“I said they bring their flocks here,” Tylvanor says. “Their dwellings are in the mountains. Most of them winter in Talvain, where we are headed, though I heard that they also maintain caves in the foothills where they stock food, fuel, and fodder for their herds over the year. They are a people apart, and keep mostly to themselves.”
“They are not Baramondine?”
“They are subjects of Baramond,” Tylvanor says, “but they speak a language no one understands, and they don’t look like Baramondine, nor Okasti, for that matter. Their hair is mostly flaxen or reddish, and their skin very fair, and most of them are quite tall. In Baramond, we call them the Min Melin, the Fair Mountain Folk. Some call them the goat masters, but that is meant as an insult.”
“What do they call themselves?”
“I’ve no idea. There are many stories about them, though. I’ve heard it said that they are the descendants of people who once lived amidst the highest peaks of the Heavens’ Teeth. Some people say that the caves where they winter go deep into the mountains, and lead to hidden valleys that are fertile and green year round.”
“I find that hard to believe,” Stellia says. “Why would they herd goats in the fens, when they could live in green mountain valleys instead?”
“Who knows? At any rate, they never bother anyone, and as long as they don’t challenge Baramond by proclaiming their independence, or Hestia by abandoning the Faith, they are left in peace. At least it’s been that way for a long time. Their traders come to the markets in Baramond, sometimes. I’ve never tasted better goat cheese, or stronger.”
After a short while, the road slopes upward even more steeply than before. The horses whinny in protest at the difficult terrain. Stellia is about to dismount and lead Phylia on foot when they suddenly emerge onto a natural terrace before a tall, smooth rock face crowned at its top with firs.
Stellia stares in amazement at the landscape before her.

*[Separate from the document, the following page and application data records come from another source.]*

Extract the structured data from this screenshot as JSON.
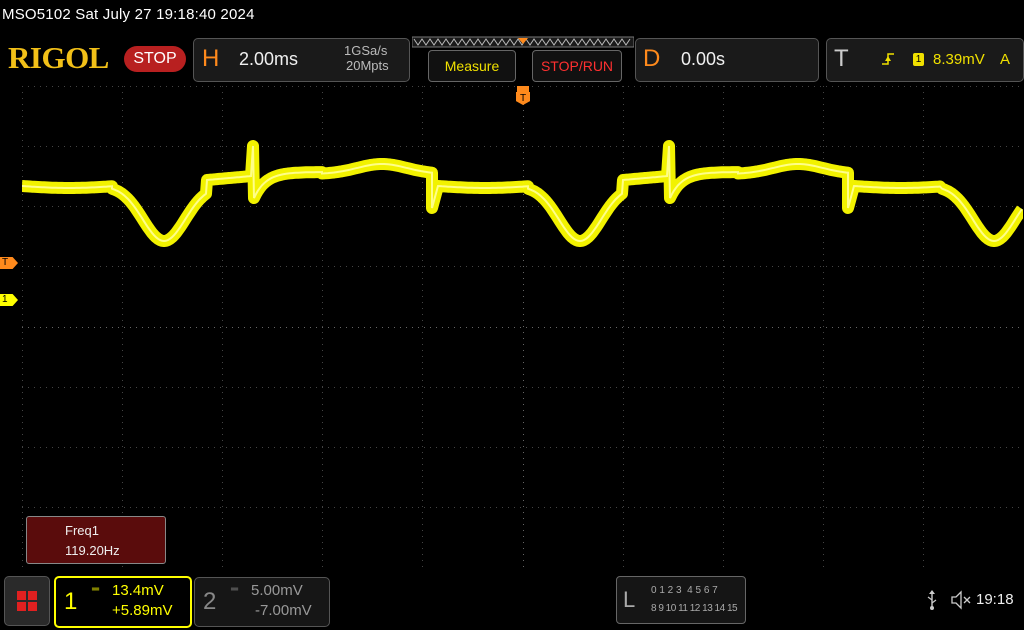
{
  "status": {
    "text": "MSO5102  Sat July 27 19:18:40 2024"
  },
  "brand": {
    "logo": "RIGOL",
    "run_state": "STOP"
  },
  "horizontal": {
    "letter": "H",
    "timebase": "2.00ms",
    "sample_rate": "1GSa/s",
    "memory_depth": "20Mpts"
  },
  "toolbar": {
    "measure_label": "Measure",
    "stoprun_label": "STOP/RUN"
  },
  "delay": {
    "letter": "D",
    "value": "0.00s"
  },
  "trigger": {
    "letter": "T",
    "source": "1",
    "level": "8.39mV",
    "mode": "A",
    "marker": "T"
  },
  "markers": {
    "trigger_level": "T",
    "channel1": "1"
  },
  "measurement": {
    "name": "Freq1",
    "value": "119.20Hz"
  },
  "channel1": {
    "number": "1",
    "scale": "13.4mV",
    "offset": "+5.89mV",
    "color": "#ffff00"
  },
  "channel2": {
    "number": "2",
    "scale": "5.00mV",
    "offset": "-7.00mV"
  },
  "logic": {
    "letter": "L",
    "row1": "0 1 2 3  4 5 6 7",
    "row2": "8 9 10 11 12 13 14 15"
  },
  "system": {
    "time": "19:18",
    "icons": [
      "usb-icon",
      "speaker-muted-icon"
    ]
  },
  "colors": {
    "accent": "#ff8a1c",
    "channel1": "#ffff00",
    "stop": "#b82020"
  }
}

The forest descends in a vertiginous plunge down the mountainside, the last of it spilling in verdant strands into a vast plain far below, where it gives way to a seemingly endless expanse of grassland. South, north, and west into the hazy horizon it stretches in patterns of pale green and yellow, dotted with countless pools of water that glint in the afternoon sun like the shards of a gigantic shattered mirror. The entire landscape moves in ripples and waves of light and shadow as the wind sweeps over the grass.

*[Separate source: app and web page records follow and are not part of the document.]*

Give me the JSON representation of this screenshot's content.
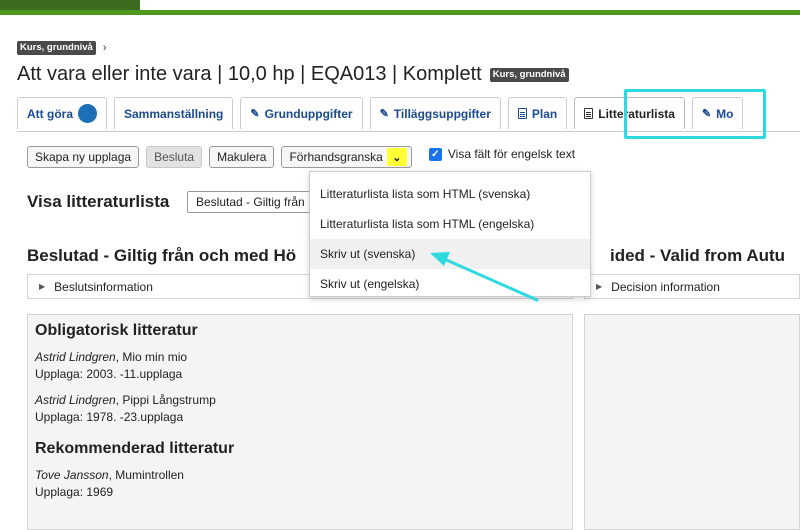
{
  "breadcrumb": {
    "badge": "Kurs, grundnivå",
    "separator": "›"
  },
  "page": {
    "title": "Att vara eller inte vara | 10,0 hp | EQA013 | Komplett",
    "title_badge": "Kurs, grundnivå"
  },
  "tabs": [
    {
      "label": "Att göra",
      "icon": "circle-badge"
    },
    {
      "label": "Sammanställning"
    },
    {
      "label": "Grunduppgifter",
      "icon": "pencil-icon"
    },
    {
      "label": "Tilläggsuppgifter",
      "icon": "pencil-icon"
    },
    {
      "label": "Plan",
      "icon": "document-icon"
    },
    {
      "label": "Litteraturlista",
      "icon": "document-icon",
      "active": true
    },
    {
      "label": "Mo",
      "icon": "pencil-icon"
    }
  ],
  "toolbar": {
    "new_edition": "Skapa ny upplaga",
    "decide": "Besluta",
    "cancel": "Makulera",
    "preview": "Förhandsgranska",
    "english_fields": "Visa fält för engelsk text"
  },
  "preview_menu": {
    "items": [
      "Litteraturlista lista som HTML (svenska)",
      "Litteraturlista lista som HTML (engelska)",
      "Skriv ut (svenska)",
      "Skriv ut (engelska)"
    ]
  },
  "view": {
    "label": "Visa litteraturlista",
    "selected": "Beslutad - Giltig från"
  },
  "left": {
    "heading": "Beslutad - Giltig från och med Hö",
    "info": "Beslutsinformation",
    "sections": [
      {
        "title": "Obligatorisk litteratur",
        "books": [
          {
            "author": "Astrid Lindgren",
            "title": ", Mio min mio",
            "edition": "Upplaga: 2003. -11.upplaga"
          },
          {
            "author": "Astrid Lindgren",
            "title": ", Pippi Långstrump",
            "edition": "Upplaga: 1978. -23.upplaga"
          }
        ]
      },
      {
        "title": "Rekommenderad litteratur",
        "books": [
          {
            "author": "Tove Jansson",
            "title": ", Mumintrollen",
            "edition": "Upplaga: 1969"
          }
        ]
      }
    ]
  },
  "right": {
    "heading": "ided - Valid from Autu",
    "info": "Decision information"
  },
  "colors": {
    "highlight": "#2fd9e0",
    "accent_green": "#4f9a1d",
    "link_blue": "#1a4a8f",
    "chevron_highlight": "#ffff33"
  }
}
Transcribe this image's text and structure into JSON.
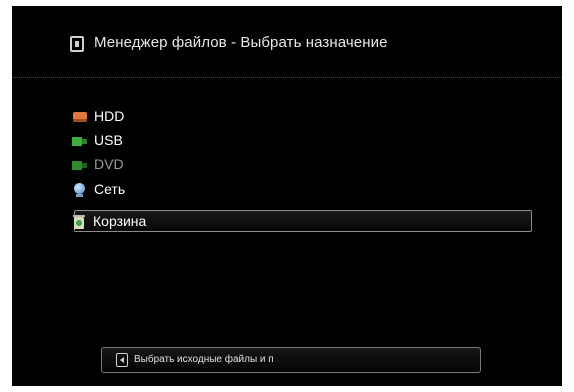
{
  "header": {
    "title": "Менеджер файлов - Выбрать назначение",
    "icon": "file-manager-icon"
  },
  "destinations": [
    {
      "label": "HDD",
      "icon": "hdd-icon",
      "enabled": true,
      "selected": false
    },
    {
      "label": "USB",
      "icon": "usb-icon",
      "enabled": true,
      "selected": false
    },
    {
      "label": "DVD",
      "icon": "dvd-icon",
      "enabled": false,
      "selected": false
    },
    {
      "label": "Сеть",
      "icon": "network-icon",
      "enabled": true,
      "selected": false
    },
    {
      "label": "Корзина",
      "icon": "trash-icon",
      "enabled": true,
      "selected": true
    }
  ],
  "hint": {
    "text": "Выбрать исходные файлы и п",
    "key_icon": "left-arrow-key-icon"
  },
  "colors": {
    "background": "#000000",
    "divider": "#8a2a2a",
    "text": "#ffffff",
    "disabled_text": "#9a9a9a",
    "selection_border": "#8c8c8c"
  }
}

“The Wind Fens?”
Tylvanor nods. He seems equally affected by the magnificent vista.
“They are beautiful.”
Even as they watch, the dark clouds coming from the West move in front of the sun. One by one, the mirror surfaces of the pools are extinguished, their silver gleam turned to lead.

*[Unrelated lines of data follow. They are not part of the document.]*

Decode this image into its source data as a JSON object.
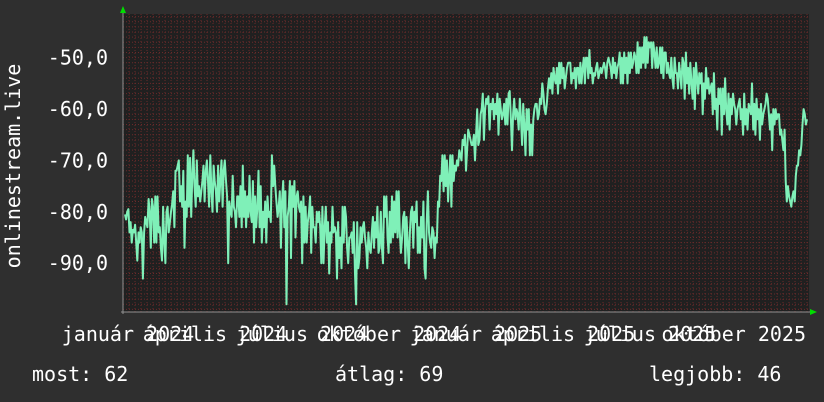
{
  "chart_data": {
    "type": "line",
    "ylabel": "onlinestream.live",
    "y_scale": "inverted",
    "ylim": [
      -99.5,
      -41.5
    ],
    "y_ticks": [
      -50,
      -60,
      -70,
      -80,
      -90
    ],
    "y_tick_labels": [
      "-50,0",
      "-60,0",
      "-70,0",
      "-80,0",
      "-90,0"
    ],
    "x_tick_labels": [
      "január 2024",
      "április 2024",
      "július 2024",
      "október 2024",
      "január 2025",
      "április 2025",
      "július 2025",
      "október 2025"
    ],
    "grid": true,
    "colors": {
      "background": "#2f2f2f",
      "plot_background": "#202020",
      "grid": "#6a2a2a",
      "line": "#7ff0b8",
      "axis_arrow": "#00dd00",
      "text": "#ffffff"
    },
    "series": [
      {
        "values": [
          -80.5,
          -81.5,
          -80,
          -79.5,
          -84,
          -82,
          -86,
          -83.5,
          -84,
          -82.5,
          -86,
          -89.5,
          -84,
          -86,
          -83,
          -84,
          -93,
          -84,
          -81,
          -82,
          -83,
          -77.5,
          -80,
          -87,
          -77.5,
          -79,
          -86,
          -77,
          -86,
          -77,
          -84,
          -83,
          -87,
          -89.5,
          -79,
          -86,
          -90,
          -80,
          -79,
          -84,
          -82,
          -80,
          -78.5,
          -76,
          -83,
          -72,
          -72,
          -71,
          -70,
          -78,
          -75,
          -79,
          -72,
          -87,
          -78,
          -81,
          -69,
          -79,
          -69.5,
          -81,
          -73,
          -68,
          -75,
          -79,
          -70,
          -77,
          -75,
          -78,
          -76,
          -74,
          -71,
          -78,
          -72,
          -70,
          -74,
          -79,
          -69,
          -76,
          -80,
          -71,
          -74,
          -76,
          -80,
          -71,
          -78,
          -74,
          -70,
          -79,
          -72,
          -70,
          -74,
          -77,
          -90,
          -78,
          -80,
          -81,
          -73,
          -79,
          -80,
          -83,
          -77,
          -77,
          -81,
          -75,
          -83,
          -71,
          -81,
          -76,
          -83,
          -77,
          -81,
          -73,
          -80,
          -82,
          -74,
          -86,
          -77,
          -83,
          -79,
          -72,
          -83,
          -75,
          -86,
          -80,
          -83,
          -78,
          -86,
          -77,
          -81,
          -80,
          -82,
          -69,
          -75,
          -71,
          -75,
          -78,
          -81,
          -79,
          -76,
          -87,
          -78,
          -74,
          -83,
          -76,
          -98,
          -81,
          -79,
          -74,
          -89,
          -75,
          -79,
          -74,
          -85,
          -77,
          -76,
          -79,
          -80,
          -78,
          -90,
          -77,
          -86,
          -79,
          -86,
          -82,
          -80,
          -77,
          -88,
          -79,
          -83,
          -83,
          -86,
          -80,
          -82,
          -80,
          -83,
          -90,
          -79,
          -90,
          -83,
          -79,
          -86,
          -82,
          -92,
          -84,
          -86,
          -79,
          -84,
          -83,
          -84,
          -93,
          -82,
          -89,
          -85,
          -91,
          -79,
          -86,
          -79,
          -81,
          -87,
          -90,
          -85,
          -85,
          -84,
          -88,
          -82,
          -92,
          -98,
          -82,
          -91,
          -89,
          -83,
          -86,
          -83,
          -82,
          -85,
          -87,
          -91,
          -84,
          -87,
          -88,
          -84,
          -81,
          -87,
          -82,
          -85,
          -79,
          -88,
          -87,
          -80,
          -87,
          -90,
          -77,
          -81,
          -77,
          -85,
          -88,
          -80,
          -86,
          -77,
          -85,
          -78,
          -84,
          -76,
          -85,
          -76,
          -84,
          -88,
          -85,
          -81,
          -80,
          -90,
          -81,
          -86,
          -91,
          -84,
          -80,
          -79,
          -87,
          -80,
          -82,
          -78,
          -88,
          -83,
          -88,
          -81,
          -85,
          -78,
          -91,
          -93,
          -82,
          -76,
          -84,
          -86,
          -87,
          -83,
          -84,
          -89,
          -85,
          -86,
          -78,
          -79,
          -73,
          -74,
          -69,
          -76,
          -69,
          -75,
          -70,
          -78,
          -73,
          -69,
          -79,
          -69,
          -74,
          -71,
          -72,
          -70,
          -71,
          -68,
          -69,
          -70,
          -66,
          -67,
          -65,
          -72,
          -68,
          -64,
          -65,
          -66,
          -67,
          -67,
          -65,
          -70,
          -65,
          -60,
          -67,
          -66,
          -61,
          -60,
          -57,
          -66,
          -60,
          -58,
          -59,
          -57.5,
          -64,
          -59,
          -60,
          -58,
          -62,
          -59,
          -61,
          -57,
          -65,
          -58,
          -60,
          -62,
          -61,
          -59,
          -63,
          -58,
          -63,
          -57,
          -56.5,
          -62,
          -68,
          -61,
          -58,
          -62,
          -60,
          -61,
          -64,
          -58,
          -62,
          -67,
          -59,
          -63,
          -69,
          -60,
          -64,
          -60,
          -69,
          -63,
          -69,
          -62,
          -60,
          -59,
          -59,
          -62,
          -61,
          -58,
          -59,
          -55,
          -57,
          -60,
          -61,
          -59,
          -56,
          -54,
          -56,
          -53,
          -57,
          -52,
          -54,
          -55,
          -52,
          -57,
          -51,
          -55,
          -51,
          -54,
          -52,
          -56,
          -54,
          -52,
          -51,
          -51,
          -51,
          -55,
          -53,
          -54,
          -52,
          -56,
          -52,
          -52,
          -55,
          -51,
          -55,
          -52,
          -50,
          -55,
          -50,
          -50,
          -54,
          -48.5,
          -53,
          -52,
          -55,
          -53,
          -53.5,
          -52,
          -51,
          -54,
          -53,
          -52,
          -53,
          -52,
          -51,
          -52,
          -54,
          -51,
          -50,
          -51,
          -52,
          -54,
          -50,
          -53,
          -51,
          -54,
          -52,
          -51,
          -49,
          -55,
          -50,
          -55,
          -49,
          -53,
          -50,
          -55,
          -49,
          -53,
          -49,
          -52,
          -51,
          -49,
          -50,
          -53,
          -47,
          -53,
          -48,
          -52,
          -48,
          -51,
          -46,
          -52,
          -46,
          -51,
          -47,
          -48,
          -47,
          -52,
          -47,
          -49,
          -52,
          -48,
          -52,
          -51,
          -48,
          -53,
          -48,
          -54,
          -49,
          -49,
          -53,
          -51,
          -53,
          -54,
          -50,
          -54,
          -56,
          -50,
          -53,
          -53,
          -56,
          -51,
          -53,
          -56,
          -50,
          -51,
          -58,
          -49,
          -55,
          -52,
          -57,
          -51,
          -55,
          -58,
          -52,
          -60,
          -51,
          -54,
          -57,
          -53,
          -55,
          -53,
          -61,
          -55,
          -58,
          -52,
          -56,
          -54,
          -57,
          -56,
          -55,
          -61,
          -53,
          -60,
          -58,
          -64,
          -56,
          -59,
          -56,
          -65,
          -56,
          -61,
          -54,
          -60,
          -63,
          -57,
          -64,
          -58,
          -61,
          -57,
          -59,
          -60,
          -63,
          -60,
          -59,
          -58,
          -62,
          -60,
          -65,
          -57,
          -63,
          -60,
          -64,
          -59,
          -60,
          -61,
          -55,
          -64,
          -59,
          -65,
          -58,
          -62,
          -60,
          -66,
          -59,
          -63,
          -61,
          -60,
          -59,
          -57,
          -58,
          -61,
          -64,
          -61,
          -68,
          -60,
          -63,
          -60,
          -62,
          -61,
          -61,
          -65,
          -64,
          -66,
          -68,
          -64,
          -74,
          -78,
          -75,
          -77,
          -78,
          -79,
          -77,
          -76,
          -78,
          -73,
          -71,
          -71,
          -68,
          -69,
          -67,
          -63,
          -60,
          -61,
          -63,
          -62
        ]
      }
    ]
  },
  "footer": {
    "current": "most: 62",
    "average": "átlag: 69",
    "best": "legjobb: 46"
  }
}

Tylvanor has climbed out of the saddle, and stands at the edge of the rock terrace, holding the reins of his horse and gazing into the distance where the Wind Fens lose themselves in the gloom of the advancing storm.
Is he truly just a vagabond? She finds that harder and harder to believe. And even vagabonds have stories, after all. The way he talks, the way he carries himself—even in his most truculent moments, he sounds arrogant at worst, never thuggish.
She dismounts, and stands next to him.
“What is it?”
He does not take his eyes off the distant landscape. “That way lies my home. In the West, beyond the fenlands.”
The horizon is dark, shrouded by gray veils where the rain is already falling. But even if the day were bright and clear, she would likely not see what he is seeing. “Why did you leave?”
“Nothing was left that would have kept me there,” Tylvanor says.
“What about your family?”
He only shakes his head, slowly.
“I’m sorry,” Stellia mutters.
Lightning flickers through the churning clouds. Moments later, thunder rumbles through the sky. A cold gust buffets them, and a chorus of sighs rises from the crowns of the trees. The wind is damp and smells like rain.
“That storm will be here before long,” Tylvanor says. “Let’s keep an eye open for shelter.”
They ride on in silence. Stellia spurs on Phylia, gently as always, but with more urgency than before. She takes care to look to her right into the trees for any place that might provide refuge from heavy weather. But what shelter can they possibly find in this wild and forbidding place? Soon the cold wind blows the first raindrops into her face.
It is bound to be a wretched night.